Regardless of my mediocre response to much of this band's studio work, I think it's painfully obvious that Quo Vadis are a band who take their time with each release until the product is flush with both their standards and expectations. This is surprisingly uncommon in the metal genre, where 'hot' bands are won to pump out albums with haste and as much consistency as they can muster, to hopefully ride out some sudden wave of success. There is no better example of this than their 2007 double-album Live in Montreal, which offers the fan nearly 90 minutes of professionally recorded music from all three of their studio albums (ignoring no period of their growth).
This was quite the production. The performance is from 2005 at The Medley, and the band pulled out all the stops to make it as memorable and thorough as possible. Not only do they employ several guest musicians to round out their set, including Oscar Souto of Anonymus, Alex Auburn of Cryptopsy, and Dominique Lapointe of Aetheretic and Augury performing the whole set on bass. They also use a 20+ person choir on a few of the tracks. In addition, when perusing the photos in the booklet they used some interesting visual performance art to complement the musical aspect, with women posing in statuesque positions, etc. Perhaps it might come off a little tacky, but the band obviously wanted more for the audience than just a plug in and play session, and judging by the almost studio quality of the live mix, they wanted the 'product' of Live in Montreal itself to stand the test of time for any involved in a later listening.
As mentioned, the band perform a large amount of their material here. Keep in mind, they've got only 3 albums...so a 90 minute set will comprise a large amount of their studio output. As this was 2005, and Defiant Imagination was the current 'hotness', it is here in its entirety: "Silence Calls the Storm", "In Contempt", "Break the Cycle", "Tunnel Effect", "To the Bitter End", "Fate's Descent", and "Dead Man's Diary". Even the interludes "In Articulo Mortis" and "Ego Intuo Et Servo Te" are here, complete with choir to open the 2nd disc. The Day Into Night track list includes "Absolution", "On the Shores of Ithaka", "Mute Requiem", and the band dips farther back into Forever... with "Carpae Deum", "Legions of the Betrayed", "Inner Capsule" and "Pantheon of Tears". They also perform "Vital Signs", which was on their original demo and later re-recorded for the Passage in Time compilation. I'd imagine it's pretty much the 'dream set' for a Quo Vadis fan.

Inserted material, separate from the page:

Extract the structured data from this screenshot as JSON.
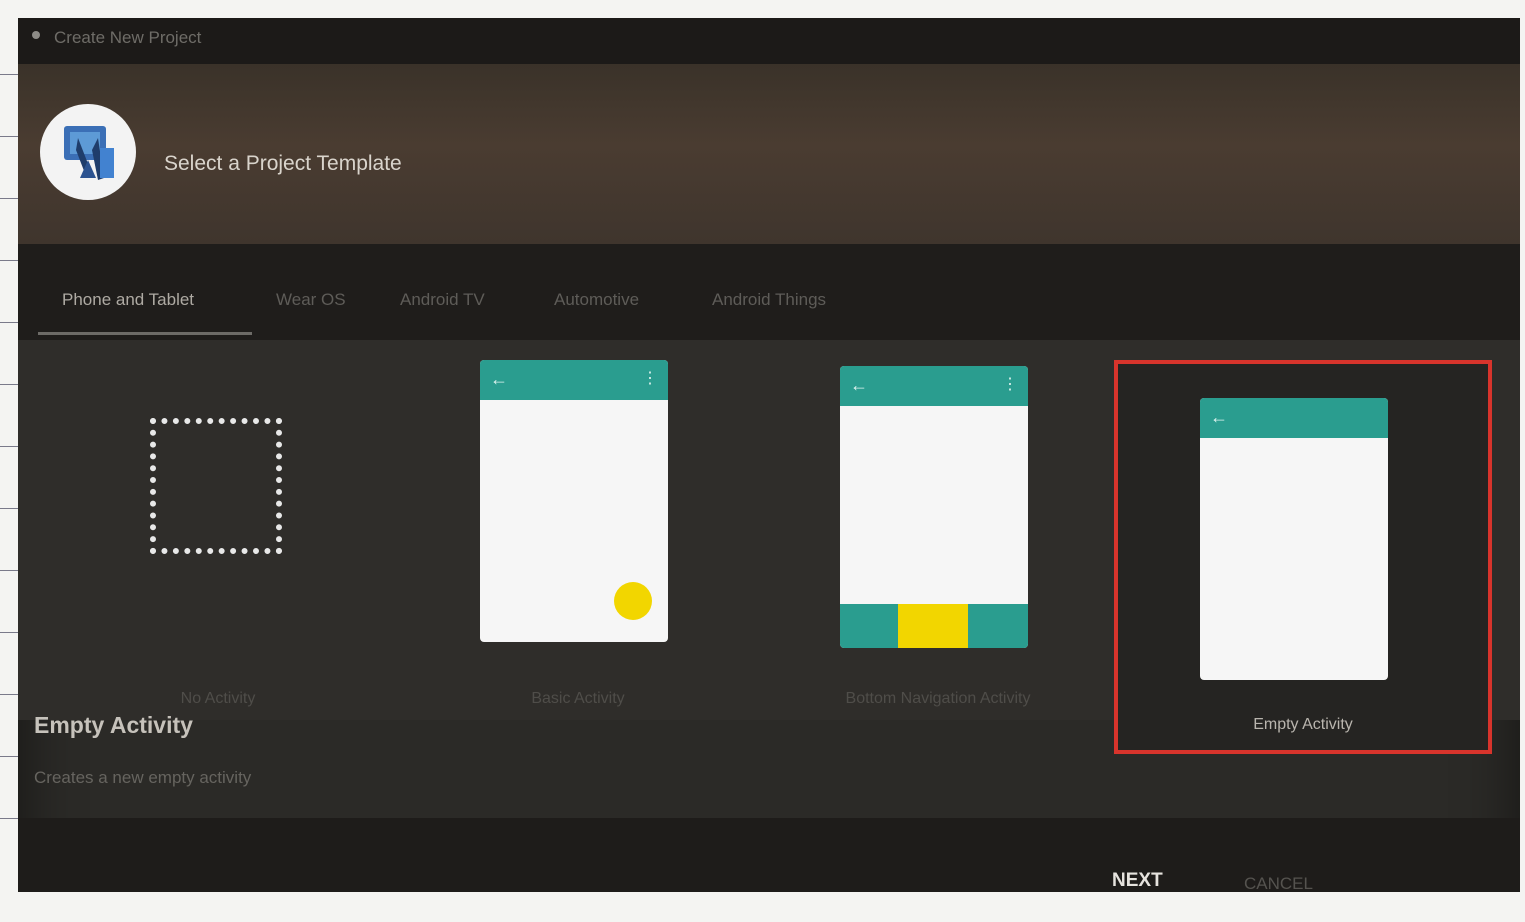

The songs sound just as crystal clear as their studio counterparts, and while I'm still not a fan of Stéphane Paré's vocals, he's solid over all the material, bantering to the crowd in his native French-Canadian and keeping them psyched for each foray into the band's history. Dominique Lapointe is all over the place, showing that he's no mere 'fill in' for a Steve DiGiorgio or Remy Beauchamp, but every bit, if not more capable in technical ability. Yanic Bercier is ever the devoted hammer, and Bart's guitars are perhaps the most impressive, tightly strung alongside William Seghers (of Neuraxis), who is also joining the band for this monumental live. It's not hard to choose favorites from the set, as they perfectly mirror the favorites I had from the studio albums: "On the Shores of Ithaka", "Vital Signs", "In Articulo Mortis", and "Break the Cycle".
I'm not a Quo Vadis fan, and thus not the target market for this release, but it's pretty much the 'love letter' you'd want from a band to its audience, and as far as live offerings, it is probably well worth the music if you enjoy their albums Defiant Imagination and Day Into Night. Of course, the sound is so polished that you almost feel as if you are listening to one of the studio works, so you may feel a little bit of overlap. Still, the band pulls off the material remarkably well live, with fewer glitches than most bands I've seen through the decades (and that is a considerable number). The band excels in this setting, and to be honest, from the sidelines, I found this more enjoyable than any of their full-length albums.
Verdict: Win [7/10]